If we start to have more times where people are encouraged to bow and kneel when praying and worshiping the Lord with other Christians, we need to be careful to stress that those who cannot do so are in no way inferior.

In my study of all the uses of proskuneo in the New Testament, I found only one example where it obviously did not involve physically bowing down to the ground:

ESV Hebrews 11:21 By faith Jacob, when dying, blessed each of the sons of Joseph, bowing in worship (proskuneo) over the head of his staff.

It is unlikely that this verse is referring to Jacob bowing to the ground with his staff lying flat on the ground. Rather, it seems to be referring to Jacob bowing his head while leaning on his staff.  This makes sense because Jacob was very elderly at this time and probably could not bow down to the ground.  In a similar way, those who cannot bow down to the ground today can simply bow their heads as they are able to do so, knowing that God is seeing the attitude of their hearts.

Warning:  There is a difference between not bowing due to age or injury and not bowing because we don’t want to be a bit uncomfortable.  Even for the young person, it would be more comfortable to remain sitting. But we should be willing to be uncomfortable for our Lord. After all, He left the comfort of His throne in Heaven to humbly serve us. And His Apostles left the comfort of their homes to spread His gospel. So being a bit less comfortable by kneeling or bowing in worship should not bother us. If it does, perhaps it is a sign that something is amiss in our hearts.
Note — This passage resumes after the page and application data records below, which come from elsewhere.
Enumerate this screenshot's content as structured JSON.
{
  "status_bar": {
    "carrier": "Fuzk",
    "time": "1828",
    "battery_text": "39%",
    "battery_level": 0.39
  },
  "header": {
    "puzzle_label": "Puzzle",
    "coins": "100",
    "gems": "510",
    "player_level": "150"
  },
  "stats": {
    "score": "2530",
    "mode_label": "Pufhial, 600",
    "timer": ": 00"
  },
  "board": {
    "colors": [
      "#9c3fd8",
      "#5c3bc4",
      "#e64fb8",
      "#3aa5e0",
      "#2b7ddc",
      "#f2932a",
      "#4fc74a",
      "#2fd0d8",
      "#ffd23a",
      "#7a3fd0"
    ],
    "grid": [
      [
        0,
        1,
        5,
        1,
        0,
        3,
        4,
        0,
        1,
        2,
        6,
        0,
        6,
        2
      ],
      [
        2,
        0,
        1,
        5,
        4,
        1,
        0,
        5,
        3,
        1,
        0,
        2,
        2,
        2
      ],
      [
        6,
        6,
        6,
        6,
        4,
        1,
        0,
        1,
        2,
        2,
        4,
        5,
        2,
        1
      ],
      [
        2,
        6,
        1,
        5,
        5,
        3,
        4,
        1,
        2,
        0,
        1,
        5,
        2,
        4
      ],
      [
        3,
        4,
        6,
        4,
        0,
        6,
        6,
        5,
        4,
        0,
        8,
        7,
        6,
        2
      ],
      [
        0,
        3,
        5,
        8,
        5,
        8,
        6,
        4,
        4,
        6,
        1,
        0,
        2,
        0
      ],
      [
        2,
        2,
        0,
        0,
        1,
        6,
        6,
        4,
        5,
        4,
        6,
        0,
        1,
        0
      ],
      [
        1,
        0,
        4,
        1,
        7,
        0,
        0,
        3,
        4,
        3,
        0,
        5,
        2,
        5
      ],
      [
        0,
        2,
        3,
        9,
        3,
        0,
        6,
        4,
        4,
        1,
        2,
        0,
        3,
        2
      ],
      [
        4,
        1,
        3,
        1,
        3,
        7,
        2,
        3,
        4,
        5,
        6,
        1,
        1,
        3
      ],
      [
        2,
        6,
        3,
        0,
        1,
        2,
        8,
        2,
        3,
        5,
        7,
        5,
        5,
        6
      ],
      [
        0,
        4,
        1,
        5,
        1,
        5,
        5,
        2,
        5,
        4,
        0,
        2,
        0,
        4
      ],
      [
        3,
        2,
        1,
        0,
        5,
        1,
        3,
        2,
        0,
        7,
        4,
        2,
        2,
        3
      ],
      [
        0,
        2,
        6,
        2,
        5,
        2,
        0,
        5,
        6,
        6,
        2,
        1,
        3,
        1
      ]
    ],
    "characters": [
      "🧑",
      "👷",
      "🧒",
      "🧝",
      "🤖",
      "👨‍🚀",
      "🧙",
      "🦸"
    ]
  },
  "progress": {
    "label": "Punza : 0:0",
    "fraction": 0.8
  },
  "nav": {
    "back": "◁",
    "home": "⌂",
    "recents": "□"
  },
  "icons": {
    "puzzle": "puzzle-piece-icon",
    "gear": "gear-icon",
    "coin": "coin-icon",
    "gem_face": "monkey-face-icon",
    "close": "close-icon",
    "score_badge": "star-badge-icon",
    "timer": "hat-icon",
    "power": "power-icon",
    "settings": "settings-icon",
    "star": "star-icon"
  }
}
3.  The Arrangement of Seats or Pews in Most Churches Makes Bowing and Kneeling Impractical

This is true. I don’t know of a simple solution, but I will offer some thoughts.

If we want to include more bowing and kneeling in our worship and prayer, we don’t have to start with mass bowing in the Sunday morning service.  Start by encouraging people to feel free to bow or kneel during prayer meetings and other settings and places where the setting makes it easier to do so.  Also, occasionally make times during your service where if someone does want to bow or kneel in the aisle or in front of the seats, or back behind them (depending on your seating arrangement) they know that it is acceptable to do so. Finally, remind people that they can bow and kneel at home alone or with their family or friends in worship and prayer. As bowing and kneeling become more normal (as it was for the prophets and Apostles, and many Christians throughout history) God can help us find the right ways, times, and places to put it into practice.

What Does Bowing and Kneeling Mean?

Bowing and kneeling will be more meaningful if we understand their purpose.  After spending a fair bit of time reading and studying many Bible passages which mention falling to the ground, bowing, and kneeling, along with passages about submission and being at or under the feet of our Lord, I have come to the following conclusions:

1.  Bowing and kneeling are good, Biblical ways to show that we recognize that God is greater than us and that we choose to submit to His authority.  It shows we want His will, not ours.

2.  Bowing and kneeling can demonstrate that we are desperate for God’s help, and recognize that we are completely dependent on His grace and mercy.

3.  Bowing and kneeling are (or should be) outward expressions of humility. Kneeling helps us to be and feel humble. God helps the humble (1 Peter 5:5). 

4.  God is worthy to have us bow in submission to Him.  We can bow with thankful hearts because the One we bow to is not a cruel tyrant, but our loving Heavenly Father.  He uses His great power according to His love, grace, and mercy. We can bow with joyful hearts, not only out of submission, but also out of adoration.

Hebrews 13:16 And do not forget to do good and to share with others . . .


  1. Years ago, when I came across the verse Revelation 11:16 "And the twenty-four elders, who were seated on their thrones before God, fell on their faces and worshiped God", I had to laugh. The elders in my church at the time were not the kind who would be so undignified as to bow, I thought to myself. How have we come so far in the wrong direction that leaders would consider it embarrassing to bow?

  2. I pray the Church will learn how to bow in worship.